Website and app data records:
BEGIN

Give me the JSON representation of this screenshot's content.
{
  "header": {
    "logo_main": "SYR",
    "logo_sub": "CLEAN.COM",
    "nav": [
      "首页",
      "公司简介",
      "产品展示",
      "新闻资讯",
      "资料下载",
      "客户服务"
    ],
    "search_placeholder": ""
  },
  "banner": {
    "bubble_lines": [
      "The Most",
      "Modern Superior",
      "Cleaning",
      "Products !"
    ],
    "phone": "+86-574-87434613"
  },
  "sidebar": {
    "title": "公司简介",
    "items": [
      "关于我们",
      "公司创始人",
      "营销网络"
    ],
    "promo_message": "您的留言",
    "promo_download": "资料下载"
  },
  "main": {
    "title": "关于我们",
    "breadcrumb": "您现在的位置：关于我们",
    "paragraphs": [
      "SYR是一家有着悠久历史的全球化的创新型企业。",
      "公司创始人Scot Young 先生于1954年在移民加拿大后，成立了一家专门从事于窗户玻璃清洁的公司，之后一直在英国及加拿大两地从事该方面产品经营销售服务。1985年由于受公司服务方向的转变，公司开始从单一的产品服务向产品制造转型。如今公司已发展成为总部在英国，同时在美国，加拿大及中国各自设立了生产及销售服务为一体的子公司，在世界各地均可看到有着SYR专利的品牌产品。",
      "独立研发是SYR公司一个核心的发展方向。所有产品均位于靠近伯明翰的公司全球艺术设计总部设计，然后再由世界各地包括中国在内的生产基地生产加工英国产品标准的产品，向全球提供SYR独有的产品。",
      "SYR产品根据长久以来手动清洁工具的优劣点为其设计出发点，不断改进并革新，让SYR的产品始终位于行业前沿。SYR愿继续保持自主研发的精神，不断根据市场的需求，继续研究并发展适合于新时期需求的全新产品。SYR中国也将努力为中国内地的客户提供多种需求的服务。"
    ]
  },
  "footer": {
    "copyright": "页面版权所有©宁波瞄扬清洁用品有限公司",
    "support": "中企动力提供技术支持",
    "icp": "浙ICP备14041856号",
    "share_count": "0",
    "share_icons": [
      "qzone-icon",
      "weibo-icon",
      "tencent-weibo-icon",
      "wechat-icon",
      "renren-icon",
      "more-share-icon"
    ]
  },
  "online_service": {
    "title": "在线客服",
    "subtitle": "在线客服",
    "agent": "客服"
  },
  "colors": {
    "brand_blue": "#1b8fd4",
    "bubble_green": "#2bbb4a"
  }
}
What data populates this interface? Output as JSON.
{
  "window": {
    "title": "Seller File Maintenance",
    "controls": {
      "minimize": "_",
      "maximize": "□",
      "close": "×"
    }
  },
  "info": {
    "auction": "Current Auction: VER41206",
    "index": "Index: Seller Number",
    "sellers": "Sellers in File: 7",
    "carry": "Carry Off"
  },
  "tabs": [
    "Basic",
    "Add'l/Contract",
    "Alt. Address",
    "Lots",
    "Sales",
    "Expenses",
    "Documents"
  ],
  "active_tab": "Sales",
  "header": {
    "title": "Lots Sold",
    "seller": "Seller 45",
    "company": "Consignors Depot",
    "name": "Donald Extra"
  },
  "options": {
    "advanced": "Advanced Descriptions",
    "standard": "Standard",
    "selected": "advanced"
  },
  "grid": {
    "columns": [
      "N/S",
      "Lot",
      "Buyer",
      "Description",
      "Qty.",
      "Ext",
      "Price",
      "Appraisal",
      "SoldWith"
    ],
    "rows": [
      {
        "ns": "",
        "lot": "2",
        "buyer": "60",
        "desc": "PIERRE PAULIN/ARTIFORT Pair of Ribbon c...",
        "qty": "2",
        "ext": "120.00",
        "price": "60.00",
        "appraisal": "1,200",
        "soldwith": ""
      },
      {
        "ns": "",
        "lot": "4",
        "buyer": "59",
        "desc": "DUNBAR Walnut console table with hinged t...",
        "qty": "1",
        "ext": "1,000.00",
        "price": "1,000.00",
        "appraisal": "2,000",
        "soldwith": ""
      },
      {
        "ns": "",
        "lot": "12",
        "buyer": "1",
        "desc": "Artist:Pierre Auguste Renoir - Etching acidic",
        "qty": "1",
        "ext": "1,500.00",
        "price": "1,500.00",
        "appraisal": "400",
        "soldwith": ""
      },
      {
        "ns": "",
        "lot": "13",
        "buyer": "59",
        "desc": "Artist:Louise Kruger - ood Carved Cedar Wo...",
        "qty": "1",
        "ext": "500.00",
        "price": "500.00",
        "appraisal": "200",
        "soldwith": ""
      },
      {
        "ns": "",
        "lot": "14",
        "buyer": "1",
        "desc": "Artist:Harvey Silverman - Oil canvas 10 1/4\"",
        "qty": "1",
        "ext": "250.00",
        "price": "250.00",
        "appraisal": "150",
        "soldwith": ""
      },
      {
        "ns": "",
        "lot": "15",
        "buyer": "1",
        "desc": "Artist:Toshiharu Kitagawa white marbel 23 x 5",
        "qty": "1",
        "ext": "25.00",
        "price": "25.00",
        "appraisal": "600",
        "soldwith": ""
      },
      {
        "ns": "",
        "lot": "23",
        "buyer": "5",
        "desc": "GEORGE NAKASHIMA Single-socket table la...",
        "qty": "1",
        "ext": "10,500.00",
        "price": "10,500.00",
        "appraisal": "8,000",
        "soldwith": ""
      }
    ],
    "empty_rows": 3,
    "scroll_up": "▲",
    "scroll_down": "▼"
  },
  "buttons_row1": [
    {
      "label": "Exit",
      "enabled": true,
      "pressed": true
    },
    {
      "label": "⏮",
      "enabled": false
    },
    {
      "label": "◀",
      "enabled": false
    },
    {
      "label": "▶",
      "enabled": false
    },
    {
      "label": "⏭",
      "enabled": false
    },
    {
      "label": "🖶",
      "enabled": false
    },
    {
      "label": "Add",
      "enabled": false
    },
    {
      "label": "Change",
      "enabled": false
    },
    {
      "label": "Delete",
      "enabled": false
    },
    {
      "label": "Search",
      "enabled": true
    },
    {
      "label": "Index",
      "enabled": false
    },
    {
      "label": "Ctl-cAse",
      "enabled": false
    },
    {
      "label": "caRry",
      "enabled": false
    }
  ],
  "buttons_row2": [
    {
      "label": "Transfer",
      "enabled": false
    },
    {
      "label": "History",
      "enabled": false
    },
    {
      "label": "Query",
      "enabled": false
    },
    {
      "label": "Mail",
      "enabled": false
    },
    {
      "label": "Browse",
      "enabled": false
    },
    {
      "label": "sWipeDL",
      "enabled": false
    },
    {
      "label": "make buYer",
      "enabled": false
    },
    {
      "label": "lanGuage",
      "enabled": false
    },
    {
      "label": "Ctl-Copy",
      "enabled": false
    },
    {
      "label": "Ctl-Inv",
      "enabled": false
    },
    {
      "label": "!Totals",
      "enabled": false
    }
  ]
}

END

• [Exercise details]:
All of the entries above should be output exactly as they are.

• [Your solution]:
Give me the JSON representation of this screenshot's content.
{
  "header": {
    "logo_main": "SYR",
    "logo_sub": "CLEAN.COM",
    "nav": [
      "首页",
      "公司简介",
      "产品展示",
      "新闻资讯",
      "资料下载",
      "客户服务"
    ],
    "search_placeholder": ""
  },
  "banner": {
    "bubble_lines": [
      "The Most",
      "Modern Superior",
      "Cleaning",
      "Products !"
    ],
    "phone": "+86-574-87434613"
  },
  "sidebar": {
    "title": "公司简介",
    "items": [
      "关于我们",
      "公司创始人",
      "营销网络"
    ],
    "promo_message": "您的留言",
    "promo_download": "资料下载"
  },
  "main": {
    "title": "关于我们",
    "breadcrumb": "您现在的位置：关于我们",
    "paragraphs": [
      "SYR是一家有着悠久历史的全球化的创新型企业。",
      "公司创始人Scot Young 先生于1954年在移民加拿大后，成立了一家专门从事于窗户玻璃清洁的公司，之后一直在英国及加拿大两地从事该方面产品经营销售服务。1985年由于受公司服务方向的转变，公司开始从单一的产品服务向产品制造转型。如今公司已发展成为总部在英国，同时在美国，加拿大及中国各自设立了生产及销售服务为一体的子公司，在世界各地均可看到有着SYR专利的品牌产品。",
      "独立研发是SYR公司一个核心的发展方向。所有产品均位于靠近伯明翰的公司全球艺术设计总部设计，然后再由世界各地包括中国在内的生产基地生产加工英国产品标准的产品，向全球提供SYR独有的产品。",
      "SYR产品根据长久以来手动清洁工具的优劣点为其设计出发点，不断改进并革新，让SYR的产品始终位于行业前沿。SYR愿继续保持自主研发的精神，不断根据市场的需求，继续研究并发展适合于新时期需求的全新产品。SYR中国也将努力为中国内地的客户提供多种需求的服务。"
    ]
  },
  "footer": {
    "copyright": "页面版权所有©宁波瞄扬清洁用品有限公司",
    "support": "中企动力提供技术支持",
    "icp": "浙ICP备14041856号",
    "share_count": "0",
    "share_icons": [
      "qzone-icon",
      "weibo-icon",
      "tencent-weibo-icon",
      "wechat-icon",
      "renren-icon",
      "more-share-icon"
    ]
  },
  "online_service": {
    "title": "在线客服",
    "subtitle": "在线客服",
    "agent": "客服"
  },
  "colors": {
    "brand_blue": "#1b8fd4",
    "bubble_green": "#2bbb4a"
  }
}
What data populates this interface? Output as JSON.
{
  "window": {
    "title": "Seller File Maintenance",
    "controls": {
      "minimize": "_",
      "maximize": "□",
      "close": "×"
    }
  },
  "info": {
    "auction": "Current Auction: VER41206",
    "index": "Index: Seller Number",
    "sellers": "Sellers in File: 7",
    "carry": "Carry Off"
  },
  "tabs": [
    "Basic",
    "Add'l/Contract",
    "Alt. Address",
    "Lots",
    "Sales",
    "Expenses",
    "Documents"
  ],
  "active_tab": "Sales",
  "header": {
    "title": "Lots Sold",
    "seller": "Seller 45",
    "company": "Consignors Depot",
    "name": "Donald Extra"
  },
  "options": {
    "advanced": "Advanced Descriptions",
    "standard": "Standard",
    "selected": "advanced"
  },
  "grid": {
    "columns": [
      "N/S",
      "Lot",
      "Buyer",
      "Description",
      "Qty.",
      "Ext",
      "Price",
      "Appraisal",
      "SoldWith"
    ],
    "rows": [
      {
        "ns": "",
        "lot": "2",
        "buyer": "60",
        "desc": "PIERRE PAULIN/ARTIFORT Pair of Ribbon c...",
        "qty": "2",
        "ext": "120.00",
        "price": "60.00",
        "appraisal": "1,200",
        "soldwith": ""
      },
      {
        "ns": "",
        "lot": "4",
        "buyer": "59",
        "desc": "DUNBAR Walnut console table with hinged t...",
        "qty": "1",
        "ext": "1,000.00",
        "price": "1,000.00",
        "appraisal": "2,000",
        "soldwith": ""
      },
      {
        "ns": "",
        "lot": "12",
        "buyer": "1",
        "desc": "Artist:Pierre Auguste Renoir - Etching acidic",
        "qty": "1",
        "ext": "1,500.00",
        "price": "1,500.00",
        "appraisal": "400",
        "soldwith": ""
      },
      {
        "ns": "",
        "lot": "13",
        "buyer": "59",
        "desc": "Artist:Louise Kruger - ood Carved Cedar Wo...",
        "qty": "1",
        "ext": "500.00",
        "price": "500.00",
        "appraisal": "200",
        "soldwith": ""
      },
      {
        "ns": "",
        "lot": "14",
        "buyer": "1",
        "desc": "Artist:Harvey Silverman - Oil canvas 10 1/4\"",
        "qty": "1",
        "ext": "250.00",
        "price": "250.00",
        "appraisal": "150",
        "soldwith": ""
      },
      {
        "ns": "",
        "lot": "15",
        "buyer": "1",
        "desc": "Artist:Toshiharu Kitagawa white marbel 23 x 5",
        "qty": "1",
        "ext": "25.00",
        "price": "25.00",
        "appraisal": "600",
        "soldwith": ""
      },
      {
        "ns": "",
        "lot": "23",
        "buyer": "5",
        "desc": "GEORGE NAKASHIMA Single-socket table la...",
        "qty": "1",
        "ext": "10,500.00",
        "price": "10,500.00",
        "appraisal": "8,000",
        "soldwith": ""
      }
    ],
    "empty_rows": 3,
    "scroll_up": "▲",
    "scroll_down": "▼"
  },
  "buttons_row1": [
    {
      "label": "Exit",
      "enabled": true,
      "pressed": true
    },
    {
      "label": "⏮",
      "enabled": false
    },
    {
      "label": "◀",
      "enabled": false
    },
    {
      "label": "▶",
      "enabled": false
    },
    {
      "label": "⏭",
      "enabled": false
    },
    {
      "label": "🖶",
      "enabled": false
    },
    {
      "label": "Add",
      "enabled": false
    },
    {
      "label": "Change",
      "enabled": false
    },
    {
      "label": "Delete",
      "enabled": false
    },
    {
      "label": "Search",
      "enabled": true
    },
    {
      "label": "Index",
      "enabled": false
    },
    {
      "label": "Ctl-cAse",
      "enabled": false
    },
    {
      "label": "caRry",
      "enabled": false
    }
  ],
  "buttons_row2": [
    {
      "label": "Transfer",
      "enabled": false
    },
    {
      "label": "History",
      "enabled": false
    },
    {
      "label": "Query",
      "enabled": false
    },
    {
      "label": "Mail",
      "enabled": false
    },
    {
      "label": "Browse",
      "enabled": false
    },
    {
      "label": "sWipeDL",
      "enabled": false
    },
    {
      "label": "make buYer",
      "enabled": false
    },
    {
      "label": "lanGuage",
      "enabled": false
    },
    {
      "label": "Ctl-Copy",
      "enabled": false
    },
    {
      "label": "Ctl-Inv",
      "enabled": false
    },
    {
      "label": "!Totals",
      "enabled": false
    }
  ]
}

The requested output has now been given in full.